(Adds anticipated World Cup impact on foreign accounts and
estimates for June, paragraph 13)
BRASILIA, June 24 Brazil's current account
deficit was the widest on record for the month of May as
Brazilians spent more on international travel and foreign
companies sent profits and dividends to their headquarters
Brazil had a current account deficit of $6.635
billion in May, above the previous record high of $6.356 billion
for that month posted last year, central bank data showed on
The country had been expected to post a deficit of $6.65
billion, according to the median forecast of 16 analysts in a
Reuters poll. Brazil's current account deficit in April was
Foreign direct investment, which falls in the
capital account of the balance of payments, was $5.963 billion
in May, above market expectations of $5.2 billion.
For 2014, the central bank Tuesday saw FDI of $63 billion,
which fell short of the current account deficit estimate of $80
If those forecasts materialize, it would mark the second
year in a row that FDI falls short of covering the current
For many years prior, FDI inflows were sufficient to finance
current account deficits in Brazil.
The current account is a country's widest measurement of
foreign exchange flows, including trade, services, interest
payments and remittances.
The central bank's head of research, Tulio Maciel, said he
expects the country's current account gap to shrink to $4.3
billion and FDI to fall to $3.6 billion in June.
The country's current account gap has widened sharply over
the last two years due to a dwindling trade surplus that had its
weakest result in a decade in 2013.
For 2014, the central bank on Tuesday cut its trade surplus
estimate to $5 billion from $8 billion.
Weighing on trade accounts are steadily rising gasoline
imports while the global prices of some of its key exports like
soy and iron ore fell.
Lavish spending by Brazilians traveling abroad have also
contributed to the external account gap and weighed on the local
currency, Brazil's real. Brazilians traveling abroad
spent a net $1.735 billion in May, up from $1.699 billion last
For June that deficit in international travel is expected to
narrow due to the entry of thousands of foreign tourists to
watch the month-long soccer World Cup, Maciel said. He added
that most of the impact will be felt in July and August.

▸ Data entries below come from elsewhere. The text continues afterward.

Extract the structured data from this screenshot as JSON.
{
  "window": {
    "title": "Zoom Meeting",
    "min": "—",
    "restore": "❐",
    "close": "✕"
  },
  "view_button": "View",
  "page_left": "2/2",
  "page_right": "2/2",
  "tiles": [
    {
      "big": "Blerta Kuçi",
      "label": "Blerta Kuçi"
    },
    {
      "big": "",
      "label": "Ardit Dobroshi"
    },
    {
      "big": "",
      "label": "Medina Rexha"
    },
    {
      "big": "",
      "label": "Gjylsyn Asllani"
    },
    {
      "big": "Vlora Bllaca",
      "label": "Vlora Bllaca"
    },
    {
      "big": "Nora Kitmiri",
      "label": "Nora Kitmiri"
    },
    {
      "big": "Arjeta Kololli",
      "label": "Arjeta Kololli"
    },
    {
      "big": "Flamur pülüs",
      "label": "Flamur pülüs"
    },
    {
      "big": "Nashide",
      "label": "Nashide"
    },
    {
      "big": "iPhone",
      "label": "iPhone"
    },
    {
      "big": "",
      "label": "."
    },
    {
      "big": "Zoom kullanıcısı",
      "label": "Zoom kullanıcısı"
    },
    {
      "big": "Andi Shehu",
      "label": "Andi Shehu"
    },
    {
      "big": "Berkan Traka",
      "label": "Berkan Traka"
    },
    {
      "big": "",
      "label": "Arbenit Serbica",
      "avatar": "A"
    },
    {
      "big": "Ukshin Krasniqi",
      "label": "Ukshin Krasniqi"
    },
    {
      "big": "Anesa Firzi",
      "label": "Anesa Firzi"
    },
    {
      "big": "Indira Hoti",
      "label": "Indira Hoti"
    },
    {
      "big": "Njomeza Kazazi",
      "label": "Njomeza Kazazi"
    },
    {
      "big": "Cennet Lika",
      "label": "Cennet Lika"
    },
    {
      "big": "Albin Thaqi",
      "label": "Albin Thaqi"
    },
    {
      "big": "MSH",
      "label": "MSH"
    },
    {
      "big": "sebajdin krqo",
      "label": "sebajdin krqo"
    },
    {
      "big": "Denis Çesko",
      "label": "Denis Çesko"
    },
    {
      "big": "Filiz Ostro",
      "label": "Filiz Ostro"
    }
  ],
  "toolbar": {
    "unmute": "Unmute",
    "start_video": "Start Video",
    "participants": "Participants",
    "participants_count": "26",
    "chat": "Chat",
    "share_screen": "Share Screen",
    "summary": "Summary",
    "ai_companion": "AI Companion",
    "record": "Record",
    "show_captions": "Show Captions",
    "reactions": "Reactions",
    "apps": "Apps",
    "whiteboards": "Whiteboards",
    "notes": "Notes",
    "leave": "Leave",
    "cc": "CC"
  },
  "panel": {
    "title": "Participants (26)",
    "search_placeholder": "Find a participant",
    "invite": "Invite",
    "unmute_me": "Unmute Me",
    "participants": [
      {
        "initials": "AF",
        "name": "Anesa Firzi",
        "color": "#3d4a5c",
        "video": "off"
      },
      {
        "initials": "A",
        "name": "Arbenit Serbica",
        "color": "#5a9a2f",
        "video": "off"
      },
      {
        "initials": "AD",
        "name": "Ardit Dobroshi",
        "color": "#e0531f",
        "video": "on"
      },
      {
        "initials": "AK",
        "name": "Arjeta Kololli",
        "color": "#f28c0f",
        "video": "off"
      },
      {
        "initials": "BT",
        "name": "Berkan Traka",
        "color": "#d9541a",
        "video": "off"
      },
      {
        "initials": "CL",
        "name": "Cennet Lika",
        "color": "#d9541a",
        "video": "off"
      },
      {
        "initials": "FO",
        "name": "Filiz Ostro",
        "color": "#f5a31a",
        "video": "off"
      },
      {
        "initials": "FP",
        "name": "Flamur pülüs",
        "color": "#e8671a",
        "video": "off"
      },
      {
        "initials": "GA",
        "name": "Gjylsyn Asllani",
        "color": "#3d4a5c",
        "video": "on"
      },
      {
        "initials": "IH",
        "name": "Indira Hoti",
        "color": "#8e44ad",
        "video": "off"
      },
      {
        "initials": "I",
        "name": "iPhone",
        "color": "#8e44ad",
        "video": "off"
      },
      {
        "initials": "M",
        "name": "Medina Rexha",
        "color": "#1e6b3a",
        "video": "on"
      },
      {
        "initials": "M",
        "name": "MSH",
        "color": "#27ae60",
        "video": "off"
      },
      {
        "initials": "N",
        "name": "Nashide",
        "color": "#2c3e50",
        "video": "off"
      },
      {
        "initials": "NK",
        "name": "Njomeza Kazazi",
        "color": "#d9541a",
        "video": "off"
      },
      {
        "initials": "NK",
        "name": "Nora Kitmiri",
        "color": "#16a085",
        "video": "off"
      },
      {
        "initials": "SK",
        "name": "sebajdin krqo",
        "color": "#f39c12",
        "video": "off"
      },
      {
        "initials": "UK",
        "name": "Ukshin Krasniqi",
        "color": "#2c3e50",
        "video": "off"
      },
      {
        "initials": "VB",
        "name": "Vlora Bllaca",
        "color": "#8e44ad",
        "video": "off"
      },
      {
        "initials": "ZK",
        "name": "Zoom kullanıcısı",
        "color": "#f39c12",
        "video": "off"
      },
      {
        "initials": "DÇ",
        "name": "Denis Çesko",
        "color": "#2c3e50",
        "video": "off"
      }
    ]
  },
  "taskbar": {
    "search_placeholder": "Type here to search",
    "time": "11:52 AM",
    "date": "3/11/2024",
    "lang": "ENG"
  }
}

Foreign companies repatriated $2.356 billion of profits and
dividends to their headquarters abroad, just below last May's
(Reporting by Alonso Soto and Luciana Otoni; Editing by Chizu
Nomiyama, Walter Brandimarte and W Simon)